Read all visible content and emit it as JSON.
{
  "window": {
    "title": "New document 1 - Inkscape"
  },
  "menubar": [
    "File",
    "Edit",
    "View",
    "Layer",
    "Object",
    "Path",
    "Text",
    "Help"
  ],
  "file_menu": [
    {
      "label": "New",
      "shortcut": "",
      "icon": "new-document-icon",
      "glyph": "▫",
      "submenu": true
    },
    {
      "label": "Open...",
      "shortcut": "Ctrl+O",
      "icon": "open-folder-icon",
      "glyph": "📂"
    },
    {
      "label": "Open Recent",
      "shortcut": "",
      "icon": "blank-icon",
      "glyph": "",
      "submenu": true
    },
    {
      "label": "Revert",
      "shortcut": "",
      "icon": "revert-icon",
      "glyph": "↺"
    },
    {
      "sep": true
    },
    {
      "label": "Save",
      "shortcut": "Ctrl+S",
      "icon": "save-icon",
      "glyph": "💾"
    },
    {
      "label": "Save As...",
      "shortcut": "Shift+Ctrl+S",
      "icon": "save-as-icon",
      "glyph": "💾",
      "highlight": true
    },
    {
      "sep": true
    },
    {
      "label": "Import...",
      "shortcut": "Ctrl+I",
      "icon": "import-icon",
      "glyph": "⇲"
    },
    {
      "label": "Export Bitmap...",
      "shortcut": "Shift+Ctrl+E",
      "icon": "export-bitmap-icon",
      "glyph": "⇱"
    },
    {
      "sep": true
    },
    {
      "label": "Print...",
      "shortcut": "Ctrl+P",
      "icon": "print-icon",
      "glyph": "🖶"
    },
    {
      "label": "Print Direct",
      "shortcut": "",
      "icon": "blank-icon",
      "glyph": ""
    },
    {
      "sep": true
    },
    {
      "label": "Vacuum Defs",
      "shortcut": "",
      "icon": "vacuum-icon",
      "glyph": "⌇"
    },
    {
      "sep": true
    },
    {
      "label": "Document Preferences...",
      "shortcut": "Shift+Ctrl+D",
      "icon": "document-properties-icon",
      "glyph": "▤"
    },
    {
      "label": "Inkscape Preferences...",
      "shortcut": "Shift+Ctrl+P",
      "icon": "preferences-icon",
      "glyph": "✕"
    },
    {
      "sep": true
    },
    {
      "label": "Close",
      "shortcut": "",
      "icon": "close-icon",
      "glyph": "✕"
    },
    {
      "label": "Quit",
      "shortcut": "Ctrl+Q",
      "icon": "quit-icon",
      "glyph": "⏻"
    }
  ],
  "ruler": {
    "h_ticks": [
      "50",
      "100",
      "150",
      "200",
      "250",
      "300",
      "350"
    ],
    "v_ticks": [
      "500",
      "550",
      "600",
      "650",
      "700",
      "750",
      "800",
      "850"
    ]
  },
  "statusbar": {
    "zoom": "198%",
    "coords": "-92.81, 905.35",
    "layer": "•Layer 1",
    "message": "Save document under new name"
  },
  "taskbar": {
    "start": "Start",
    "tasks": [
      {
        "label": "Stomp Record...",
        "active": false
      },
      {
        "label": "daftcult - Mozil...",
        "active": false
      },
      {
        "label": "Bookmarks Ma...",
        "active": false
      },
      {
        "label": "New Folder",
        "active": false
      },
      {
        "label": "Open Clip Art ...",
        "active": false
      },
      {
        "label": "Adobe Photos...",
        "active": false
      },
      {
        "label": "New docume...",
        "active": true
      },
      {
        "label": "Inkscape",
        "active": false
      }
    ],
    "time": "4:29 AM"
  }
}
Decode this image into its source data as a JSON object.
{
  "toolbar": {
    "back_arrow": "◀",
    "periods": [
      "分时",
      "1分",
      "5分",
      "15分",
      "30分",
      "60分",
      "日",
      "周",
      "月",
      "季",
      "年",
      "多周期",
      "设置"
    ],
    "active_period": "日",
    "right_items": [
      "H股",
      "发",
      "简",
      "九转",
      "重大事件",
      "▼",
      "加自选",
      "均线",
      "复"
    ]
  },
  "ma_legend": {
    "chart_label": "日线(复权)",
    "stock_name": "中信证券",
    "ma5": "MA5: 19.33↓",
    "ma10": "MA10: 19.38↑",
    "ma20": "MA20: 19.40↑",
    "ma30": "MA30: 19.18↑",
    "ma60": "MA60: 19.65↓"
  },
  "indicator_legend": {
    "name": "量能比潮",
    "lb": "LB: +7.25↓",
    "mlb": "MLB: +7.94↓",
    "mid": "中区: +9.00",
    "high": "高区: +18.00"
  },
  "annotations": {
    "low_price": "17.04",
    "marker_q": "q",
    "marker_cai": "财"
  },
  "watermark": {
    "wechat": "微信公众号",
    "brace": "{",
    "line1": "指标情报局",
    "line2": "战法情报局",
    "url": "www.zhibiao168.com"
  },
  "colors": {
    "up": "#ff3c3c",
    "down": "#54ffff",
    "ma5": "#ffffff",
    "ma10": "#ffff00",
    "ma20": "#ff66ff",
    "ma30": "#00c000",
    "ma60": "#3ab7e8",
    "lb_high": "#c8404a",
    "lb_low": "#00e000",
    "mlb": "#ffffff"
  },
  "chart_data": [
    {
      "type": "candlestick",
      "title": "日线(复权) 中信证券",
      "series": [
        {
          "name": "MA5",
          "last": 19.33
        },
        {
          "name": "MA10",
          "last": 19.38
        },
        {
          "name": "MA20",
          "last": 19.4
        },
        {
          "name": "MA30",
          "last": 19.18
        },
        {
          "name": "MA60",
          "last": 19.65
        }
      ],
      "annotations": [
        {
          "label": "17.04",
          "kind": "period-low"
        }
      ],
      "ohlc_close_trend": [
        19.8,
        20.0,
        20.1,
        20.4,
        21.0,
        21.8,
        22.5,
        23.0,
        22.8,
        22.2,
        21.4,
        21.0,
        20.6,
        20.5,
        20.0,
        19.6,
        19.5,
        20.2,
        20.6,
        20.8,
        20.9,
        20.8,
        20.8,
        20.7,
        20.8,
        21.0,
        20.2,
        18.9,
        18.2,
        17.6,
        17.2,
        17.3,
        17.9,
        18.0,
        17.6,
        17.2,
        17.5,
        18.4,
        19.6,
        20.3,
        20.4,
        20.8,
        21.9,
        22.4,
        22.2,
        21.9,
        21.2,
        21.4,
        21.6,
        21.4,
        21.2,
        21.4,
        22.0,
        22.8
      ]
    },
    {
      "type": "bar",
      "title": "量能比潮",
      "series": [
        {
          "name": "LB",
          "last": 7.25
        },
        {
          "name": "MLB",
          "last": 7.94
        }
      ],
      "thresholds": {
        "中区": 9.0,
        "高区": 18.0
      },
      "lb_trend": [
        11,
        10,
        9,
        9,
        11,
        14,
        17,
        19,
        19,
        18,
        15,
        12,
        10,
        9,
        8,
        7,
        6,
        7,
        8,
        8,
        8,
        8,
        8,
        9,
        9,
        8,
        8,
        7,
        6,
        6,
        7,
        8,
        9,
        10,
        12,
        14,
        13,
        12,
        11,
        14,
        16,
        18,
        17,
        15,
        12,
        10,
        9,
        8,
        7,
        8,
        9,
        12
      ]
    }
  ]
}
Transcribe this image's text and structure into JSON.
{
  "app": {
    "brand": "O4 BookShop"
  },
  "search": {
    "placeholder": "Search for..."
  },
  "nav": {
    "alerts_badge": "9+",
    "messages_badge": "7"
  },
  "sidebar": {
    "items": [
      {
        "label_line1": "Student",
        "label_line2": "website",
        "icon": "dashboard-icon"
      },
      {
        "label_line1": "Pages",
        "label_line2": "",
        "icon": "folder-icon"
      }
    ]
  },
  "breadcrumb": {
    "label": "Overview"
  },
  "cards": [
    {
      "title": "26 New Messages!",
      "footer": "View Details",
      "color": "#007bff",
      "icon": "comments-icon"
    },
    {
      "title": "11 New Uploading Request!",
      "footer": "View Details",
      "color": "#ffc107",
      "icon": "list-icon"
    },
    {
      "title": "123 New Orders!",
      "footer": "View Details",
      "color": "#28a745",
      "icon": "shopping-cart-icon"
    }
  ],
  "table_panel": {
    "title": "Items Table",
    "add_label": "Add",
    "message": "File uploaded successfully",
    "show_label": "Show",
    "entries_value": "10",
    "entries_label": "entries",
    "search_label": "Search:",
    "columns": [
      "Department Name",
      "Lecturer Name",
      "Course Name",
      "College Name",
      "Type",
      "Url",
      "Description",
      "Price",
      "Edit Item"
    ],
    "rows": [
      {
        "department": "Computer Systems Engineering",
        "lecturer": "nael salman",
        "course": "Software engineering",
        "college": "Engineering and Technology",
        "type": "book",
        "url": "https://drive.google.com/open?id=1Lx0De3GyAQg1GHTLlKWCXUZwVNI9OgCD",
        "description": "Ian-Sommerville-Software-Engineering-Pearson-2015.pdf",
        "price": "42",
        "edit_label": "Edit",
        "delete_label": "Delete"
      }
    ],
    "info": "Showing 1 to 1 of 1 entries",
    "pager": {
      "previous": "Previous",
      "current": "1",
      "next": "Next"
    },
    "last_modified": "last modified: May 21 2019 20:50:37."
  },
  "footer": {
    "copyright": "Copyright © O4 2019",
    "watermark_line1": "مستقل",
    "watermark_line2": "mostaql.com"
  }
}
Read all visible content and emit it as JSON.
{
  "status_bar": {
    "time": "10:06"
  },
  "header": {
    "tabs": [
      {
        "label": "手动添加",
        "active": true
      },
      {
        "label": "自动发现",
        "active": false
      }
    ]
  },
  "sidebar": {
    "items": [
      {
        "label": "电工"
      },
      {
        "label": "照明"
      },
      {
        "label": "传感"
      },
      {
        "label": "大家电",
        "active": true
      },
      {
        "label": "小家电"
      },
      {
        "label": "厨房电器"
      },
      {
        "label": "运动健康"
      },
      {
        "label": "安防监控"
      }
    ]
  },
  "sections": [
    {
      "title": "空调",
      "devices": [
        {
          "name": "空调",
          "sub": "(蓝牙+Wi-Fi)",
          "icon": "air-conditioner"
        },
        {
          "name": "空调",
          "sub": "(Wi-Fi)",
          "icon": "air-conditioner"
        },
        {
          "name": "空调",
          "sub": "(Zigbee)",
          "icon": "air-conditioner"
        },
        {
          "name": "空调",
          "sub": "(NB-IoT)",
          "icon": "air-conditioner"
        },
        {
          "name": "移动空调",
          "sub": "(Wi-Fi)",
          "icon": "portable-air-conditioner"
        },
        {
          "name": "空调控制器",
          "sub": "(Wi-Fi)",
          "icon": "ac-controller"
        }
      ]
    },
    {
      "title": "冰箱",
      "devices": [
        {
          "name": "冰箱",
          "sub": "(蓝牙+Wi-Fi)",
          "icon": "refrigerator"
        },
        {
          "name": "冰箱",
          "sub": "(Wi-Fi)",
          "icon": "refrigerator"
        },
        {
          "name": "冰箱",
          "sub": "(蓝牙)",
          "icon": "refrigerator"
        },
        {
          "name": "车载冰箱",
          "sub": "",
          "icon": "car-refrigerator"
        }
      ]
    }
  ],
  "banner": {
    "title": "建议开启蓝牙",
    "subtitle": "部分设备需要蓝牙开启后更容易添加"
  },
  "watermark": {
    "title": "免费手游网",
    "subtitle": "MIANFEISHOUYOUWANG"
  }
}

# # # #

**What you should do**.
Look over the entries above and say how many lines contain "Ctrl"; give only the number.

**Solved exercise**.
9